DSPVs can be multi-tranche, giving investors the choice between a lower risk investment with stable returns, and a higher risk investment with variable returns. This model is being implemented by Centrifuge, which recently integrated its Tinlake marketplace with MakerDAO to provide loans that are backed by real-world assets. Tokenized assets may also be integrated with financial oracles that aggregate real-time performance and valuation data. Sponsoring organizations with access to advanced software and financial experts who can interpret this data will help stakeholders make informed decisions about their investments.
How Accumulate Enables the Creation of an SDAO
Financial oracles generate a large volume of data that must be synced to the tokenized asset and credentialed by institutions with legal authority. The Accumulate protocol can process transactions with low cost, high throughput, and minimal storage requirements due to its efficient data structure. Accumulate can also integrate with traditional tech stacks, meaning that financial institutions can use the Accumulate network to manage assets without having to adapt their technology.
The Accumulate protocol’s hierarchical identity and key structure enables asset management with greater flexibility and less granularity than traditional DAOs. Attestations given to stakeholders and managed by sponsoring institutions allow stakeholders to invest in different assets depending on their status (e.g. accredited investor). Complex operations like subdividing and selling a mortgaged property are possible on the Accumulate network due to its powerful identity capabilities that allow multiple key holders with different priority levels to create signature groups that can be managed over time.
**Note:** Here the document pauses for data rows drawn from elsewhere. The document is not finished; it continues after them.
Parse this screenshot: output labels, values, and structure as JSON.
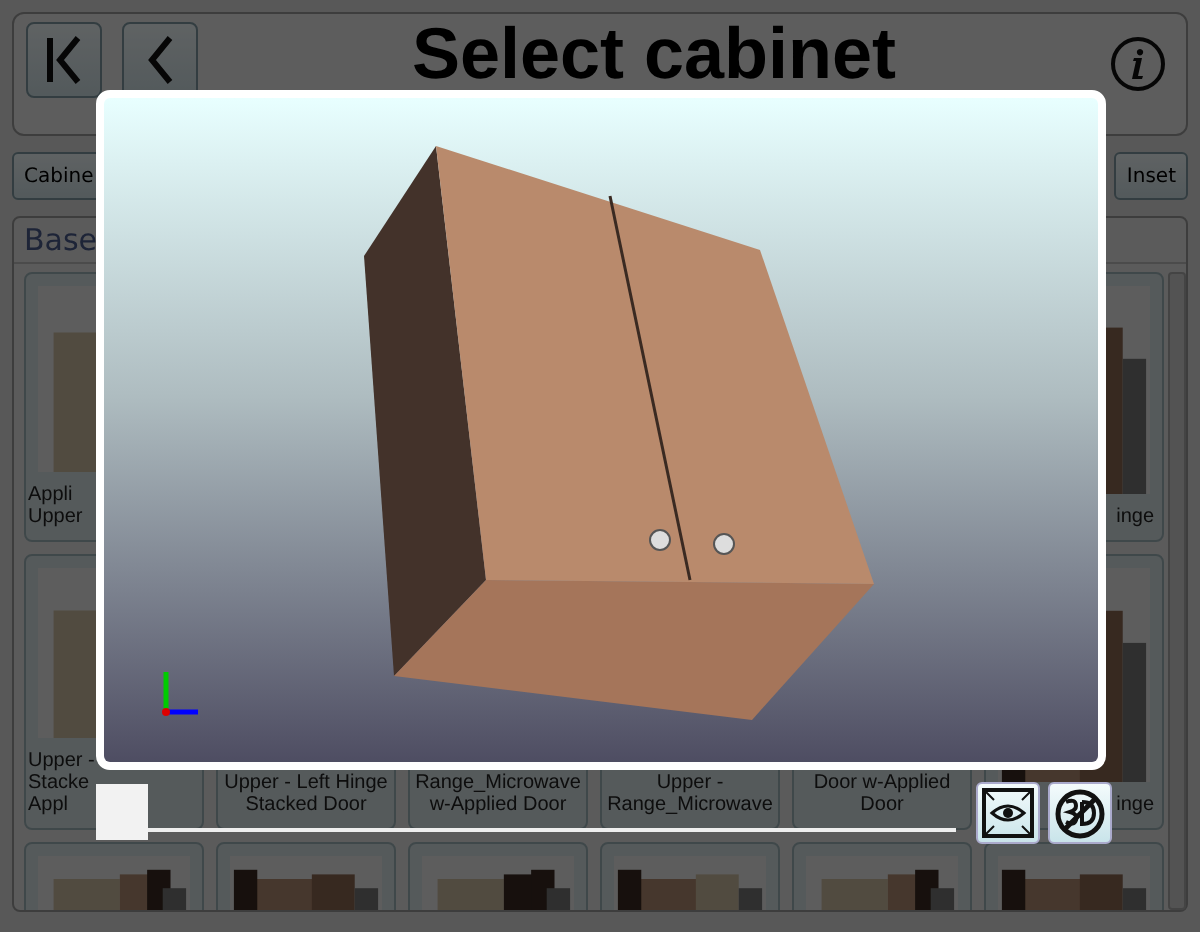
{
  "header": {
    "title": "Select cabinet"
  },
  "toolbar": {
    "left_button": "Cabine",
    "right_button": "Inset"
  },
  "section": {
    "title": "Base"
  },
  "tile_rows": [
    [
      {
        "kind": "picture",
        "lines": [
          "Appli",
          "Upper"
        ]
      },
      {},
      {},
      {},
      {},
      {
        "kind": "picture",
        "lines": [
          "inge"
        ]
      }
    ],
    [
      {
        "kind": "picture",
        "lines": [
          "Upper -",
          "Stacke",
          "Appl"
        ]
      },
      {
        "lines": [
          "Upper - Left Hinge",
          "Stacked Door"
        ]
      },
      {
        "lines": [
          "Range_Microwave",
          "w-Applied Door"
        ]
      },
      {
        "lines": [
          "Upper -",
          "Range_Microwave"
        ]
      },
      {
        "lines": [
          "Door w-Applied",
          "Door"
        ]
      },
      {
        "kind": "picture",
        "lines": [
          "inge"
        ]
      }
    ],
    [
      {
        "kind": "picture"
      },
      {
        "kind": "picture"
      },
      {
        "kind": "picture"
      },
      {
        "kind": "picture"
      },
      {
        "kind": "picture"
      },
      {
        "kind": "picture"
      }
    ]
  ],
  "viewer": {
    "slider": {
      "level": 0
    }
  }
}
To understand how this identity framework may be applied in the real-world, imagine a sponsoring bank with a senior Vice President who is in charge of agents who manage investments in the SDAO. The bank may provide the VP with an attestation that authorizes the VP to issue their own attestations to agents who in turn can provide attestations to individual stakeholders. Each entity has an identity on the Accumulate network that is capable of assigning and revoking authority to those who are lower on the identity hierarchy. The bank can revoke the VP’s authority just as the VP can revoke an agent’s authority, and an agent can remove a stakeholder’s authority if they lose accredited investor status.
Hierarchical key sets in Accumulate are also useful for managing high value tokens. Consider a non-fungible token (NFT) that represents a bundle of real-estate valued at $100 million. In traditional blockchains, the loss or theft of a key can result in an irreversible loss of the NFT. Multisignature authorization (Multisig) can provide an additional layer of security at the cost of flexibility. For example, adding or selling a piece of real-estate might take days given time locks in the Multisig contract and delays in acquiring the threshold number of signatures. Accumulate allows administrative keys to be maintained in cold storage while enabling routine operations with lower priority keys.
Decentralized autonomous organizations are the natural byproduct of collective frustration with financial institutions by a decentralized collective of blockchain enthusiasts. Over time, however, DAOs began to associate with these same institutions by outsourcing certain operations, such as KYC/AML, to qualified organizations. With the implementation of an SDAO, stakeholders will be able to minimize their legal exposure, make better informed decisions, and participate in more complex financial activities while maintaining a high degree of autonomy. This type of organization is uniquely possible on the Accumulate network due to its powerful identity and key management capabilities.